▸ Provided information
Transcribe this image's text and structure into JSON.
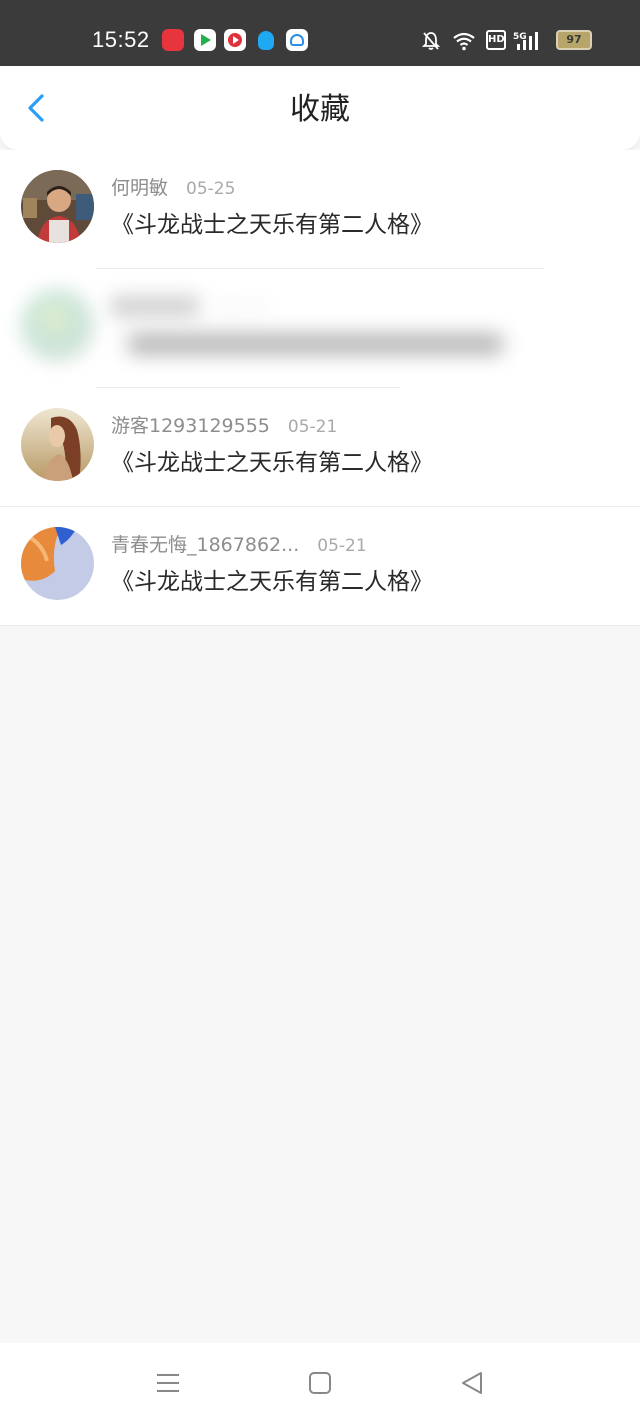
{
  "status_bar": {
    "time": "15:52",
    "battery": "97",
    "network": "5G",
    "hd_label": "HD",
    "icons": [
      "bell-mute-icon",
      "wifi-icon",
      "hd-icon",
      "signal-icon",
      "battery-icon"
    ],
    "notification_icons": [
      "xiaohongshu-icon",
      "play-store-icon",
      "video-icon",
      "qq-icon",
      "cloud-icon"
    ]
  },
  "header": {
    "title": "收藏",
    "back_icon": "chevron-left-icon"
  },
  "favorites": [
    {
      "name": "何明敏",
      "date": "05-25",
      "text": "《斗龙战士之天乐有第二人格》",
      "blurred": false
    },
    {
      "name": "██████",
      "date": "05-23",
      "text": "《████████████████████████》",
      "blurred": true
    },
    {
      "name": "游客1293129555",
      "date": "05-21",
      "text": "《斗龙战士之天乐有第二人格》",
      "blurred": false
    },
    {
      "name": "青春无悔_1867862...",
      "date": "05-21",
      "text": "《斗龙战士之天乐有第二人格》",
      "blurred": false
    }
  ],
  "nav_bar": {
    "icons": [
      "menu-icon",
      "home-icon",
      "back-triangle-icon"
    ]
  },
  "colors": {
    "accent": "#2a9df4",
    "status_bar_bg": "#3b3b3b",
    "page_bg": "#f8f7f8"
  }
}
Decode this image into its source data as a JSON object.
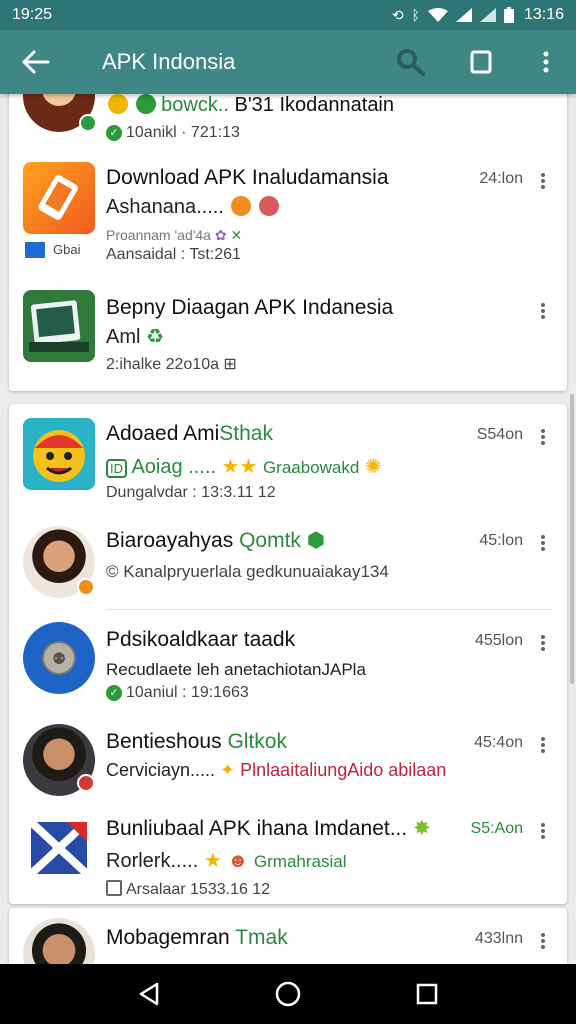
{
  "status": {
    "time_left": "19:25",
    "time_right": "13:16"
  },
  "appbar": {
    "title": "APK Indonsia"
  },
  "icons": {
    "back": "back-arrow-icon",
    "search": "search-icon",
    "window": "window-icon",
    "more": "more-vert-icon",
    "nav_back": "nav-back-icon",
    "nav_home": "nav-home-icon",
    "nav_recents": "nav-recents-icon"
  },
  "colors": {
    "status_bar": "#2e7575",
    "app_bar": "#3e8784",
    "accent_green": "#2a8a3a",
    "accent_red": "#c2243c",
    "background": "#ececec"
  },
  "items": [
    {
      "line1_a": "bowck..",
      "line1_b": "Bʹ31 Ikodannatain",
      "line3": "10anikl · 721:13"
    },
    {
      "title": "Download APK Inaludamansia",
      "line2": "Ashanana.....",
      "line3a": "Proannam ʹadʹ4a",
      "line3b": "Aansaidal : Tst:261",
      "badge_text": "Gbai",
      "time": "24:lon"
    },
    {
      "title": "Bepny Diaagan APK Indanesia",
      "line2": "Aml",
      "line3": "2:ihalke  22o10a  ⊞",
      "time": ""
    },
    {
      "title_a": "Adoaed Ami",
      "title_b": "Sthak",
      "line2_a": "Aoiag .....",
      "line2_b": "Graabowakd",
      "line3": "Dungalvdar : 13:3.11 12",
      "time": "S54on"
    },
    {
      "title_a": "Biaroayahyas",
      "title_b": "Qomtk",
      "line2": "Kanalpryuerlala gedkunuaiakay134",
      "time": "45:lon"
    },
    {
      "title": "Pdsikoaldkaar taadk",
      "line2": "Recudlaete leh anetachiotanJAPla",
      "line3": "10aniul : 19:1663",
      "time": "455lon"
    },
    {
      "title_a": "Bentieshous",
      "title_b": "Gltkok",
      "line2_a": "Cerviciayn.....",
      "line2_b": "PlnlaaitaliungAido abilaan",
      "time": "45:4on"
    },
    {
      "title": "Bunliubaal APK ihana Imdanet...",
      "line2_a": "Rorlerk.....",
      "line2_b": "Grmahrasial",
      "line3": "Arsalaar 1533.16 12",
      "time": "S5:Aon"
    },
    {
      "title_a": "Mobagemran",
      "title_b": "Tmak",
      "time": "433lnn"
    }
  ]
}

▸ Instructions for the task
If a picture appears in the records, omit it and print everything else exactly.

▸ Answer box
Transcribe this image's text and structure into JSON.
{
  "status_bar": {
    "time": "15:52",
    "battery": "97",
    "network": "5G",
    "hd_label": "HD",
    "icons": [
      "bell-mute-icon",
      "wifi-icon",
      "hd-icon",
      "signal-icon",
      "battery-icon"
    ],
    "notification_icons": [
      "xiaohongshu-icon",
      "play-store-icon",
      "video-icon",
      "qq-icon",
      "cloud-icon"
    ]
  },
  "header": {
    "title": "收藏",
    "back_icon": "chevron-left-icon"
  },
  "favorites": [
    {
      "name": "何明敏",
      "date": "05-25",
      "text": "《斗龙战士之天乐有第二人格》",
      "blurred": false
    },
    {
      "name": "██████",
      "date": "05-23",
      "text": "《████████████████████████》",
      "blurred": true
    },
    {
      "name": "游客1293129555",
      "date": "05-21",
      "text": "《斗龙战士之天乐有第二人格》",
      "blurred": false
    },
    {
      "name": "青春无悔_1867862...",
      "date": "05-21",
      "text": "《斗龙战士之天乐有第二人格》",
      "blurred": false
    }
  ],
  "nav_bar": {
    "icons": [
      "menu-icon",
      "home-icon",
      "back-triangle-icon"
    ]
  },
  "colors": {
    "accent": "#2a9df4",
    "status_bar_bg": "#3b3b3b",
    "page_bg": "#f8f7f8"
  }
}
Decode this image into its source data as a JSON object.
{
  "status": {
    "time_left": "19:25",
    "time_right": "13:16"
  },
  "appbar": {
    "title": "APK Indonsia"
  },
  "icons": {
    "back": "back-arrow-icon",
    "search": "search-icon",
    "window": "window-icon",
    "more": "more-vert-icon",
    "nav_back": "nav-back-icon",
    "nav_home": "nav-home-icon",
    "nav_recents": "nav-recents-icon"
  },
  "colors": {
    "status_bar": "#2e7575",
    "app_bar": "#3e8784",
    "accent_green": "#2a8a3a",
    "accent_red": "#c2243c",
    "background": "#ececec"
  },
  "items": [
    {
      "line1_a": "bowck..",
      "line1_b": "Bʹ31 Ikodannatain",
      "line3": "10anikl · 721:13"
    },
    {
      "title": "Download APK Inaludamansia",
      "line2": "Ashanana.....",
      "line3a": "Proannam ʹadʹ4a",
      "line3b": "Aansaidal : Tst:261",
      "badge_text": "Gbai",
      "time": "24:lon"
    },
    {
      "title": "Bepny Diaagan APK Indanesia",
      "line2": "Aml",
      "line3": "2:ihalke  22o10a  ⊞",
      "time": ""
    },
    {
      "title_a": "Adoaed Ami",
      "title_b": "Sthak",
      "line2_a": "Aoiag .....",
      "line2_b": "Graabowakd",
      "line3": "Dungalvdar : 13:3.11 12",
      "time": "S54on"
    },
    {
      "title_a": "Biaroayahyas",
      "title_b": "Qomtk",
      "line2": "Kanalpryuerlala gedkunuaiakay134",
      "time": "45:lon"
    },
    {
      "title": "Pdsikoaldkaar taadk",
      "line2": "Recudlaete leh anetachiotanJAPla",
      "line3": "10aniul : 19:1663",
      "time": "455lon"
    },
    {
      "title_a": "Bentieshous",
      "title_b": "Gltkok",
      "line2_a": "Cerviciayn.....",
      "line2_b": "PlnlaaitaliungAido abilaan",
      "time": "45:4on"
    },
    {
      "title": "Bunliubaal APK ihana Imdanet...",
      "line2_a": "Rorlerk.....",
      "line2_b": "Grmahrasial",
      "line3": "Arsalaar 1533.16 12",
      "time": "S5:Aon"
    },
    {
      "title_a": "Mobagemran",
      "title_b": "Tmak",
      "time": "433lnn"
    }
  ]
}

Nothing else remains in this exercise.